The eBook assists the educators with linking the Quality and Safety Education for Nurses (QSEN) competencies throughout the simulation program. The competencies are the areas noted above in the NCSBN concepts. These competencies introduce the New Graduate Nurses to a culture of safety to improve patient care and outcomes.
Laerdal identifies the Circle of Learning Phases of knowledge acquisition, skills proficiency, decision-making, simulation in teams, and clinical experience. The critical step for experiential learning is the debriefing. Laerdal incorporated the INACSL’s Healthcare Simulation Standards of Best Practice into this program. This open access eBook offers the nursing simulation community an extremely beneficial product.
Visit Laerdal to Download the New Graduate Nurse Simulation eBook
Teresa Gore, PhD, DNP, APRN, FNP-BC, CHSE-A, FSSH, FAAN – Dr. Gore has experience in educating future nurses in the undergraduate and graduate nursing programs. Dr. Gore has a PhD in Adult Education, a DNP as a family nurse practitioner, and a certificate in Simulation Education. Dr. Gore is an innovative, compassionate educator and an expert in the field of healthcare simulation. In 2007l Teresa started her journey in healthcare simulation. She is involved in INACSL and SSH. She is a Past-President of INACSL and is a Certified Healthcare Simulation Educator Advanced (CHSE-A). In 2018, she was inducted as a Fellow in the American Academy of Nursing (FAAN). In 2021, she was inducted as a Fellow in the Society of Simulation in Healthcare Academy (FSSH) and selected as a Visionary Leader University of Alabama at Birmingham School of Nursing Alumni.

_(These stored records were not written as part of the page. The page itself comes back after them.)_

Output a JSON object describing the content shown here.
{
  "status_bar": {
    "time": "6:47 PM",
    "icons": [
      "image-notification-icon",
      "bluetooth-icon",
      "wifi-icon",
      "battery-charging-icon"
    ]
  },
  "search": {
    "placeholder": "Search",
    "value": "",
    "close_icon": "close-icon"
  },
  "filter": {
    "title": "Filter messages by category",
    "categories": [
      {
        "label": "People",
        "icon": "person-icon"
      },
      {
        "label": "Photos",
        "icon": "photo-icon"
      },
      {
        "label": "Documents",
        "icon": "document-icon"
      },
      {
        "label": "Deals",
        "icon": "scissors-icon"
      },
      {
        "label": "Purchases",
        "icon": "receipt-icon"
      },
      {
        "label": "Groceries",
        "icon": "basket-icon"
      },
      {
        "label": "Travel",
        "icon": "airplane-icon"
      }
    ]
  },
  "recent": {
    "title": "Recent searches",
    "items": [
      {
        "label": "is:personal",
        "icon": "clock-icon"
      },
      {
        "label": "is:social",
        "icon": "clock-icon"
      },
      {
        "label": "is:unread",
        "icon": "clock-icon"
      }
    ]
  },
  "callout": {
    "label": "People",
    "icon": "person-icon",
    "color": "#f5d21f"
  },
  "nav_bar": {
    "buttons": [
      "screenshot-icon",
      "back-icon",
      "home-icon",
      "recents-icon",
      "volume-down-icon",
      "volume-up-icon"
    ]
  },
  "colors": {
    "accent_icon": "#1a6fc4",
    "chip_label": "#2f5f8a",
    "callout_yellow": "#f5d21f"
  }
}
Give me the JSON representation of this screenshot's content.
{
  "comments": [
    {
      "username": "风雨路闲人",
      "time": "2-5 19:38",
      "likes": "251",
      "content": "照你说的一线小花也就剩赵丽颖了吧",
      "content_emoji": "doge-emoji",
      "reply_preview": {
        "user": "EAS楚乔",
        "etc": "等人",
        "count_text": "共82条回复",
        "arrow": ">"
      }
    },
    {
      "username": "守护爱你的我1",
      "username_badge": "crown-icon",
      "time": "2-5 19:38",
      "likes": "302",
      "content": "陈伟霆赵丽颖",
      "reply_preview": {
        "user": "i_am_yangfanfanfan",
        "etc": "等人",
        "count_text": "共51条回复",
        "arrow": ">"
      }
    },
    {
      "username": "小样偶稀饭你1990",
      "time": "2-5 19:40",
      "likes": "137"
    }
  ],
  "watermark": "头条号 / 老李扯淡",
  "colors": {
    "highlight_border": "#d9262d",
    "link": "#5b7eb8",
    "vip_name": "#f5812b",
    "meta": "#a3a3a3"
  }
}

During her career, Dr. Gore has led in the development and integration of simulation into all undergraduate clinical courses and started an OSCE program for APRN students. Her research interests and scholarly work focus on simulation, online course development and faculty development. She has numerous invited presentations nationally and internationally on simulation topics.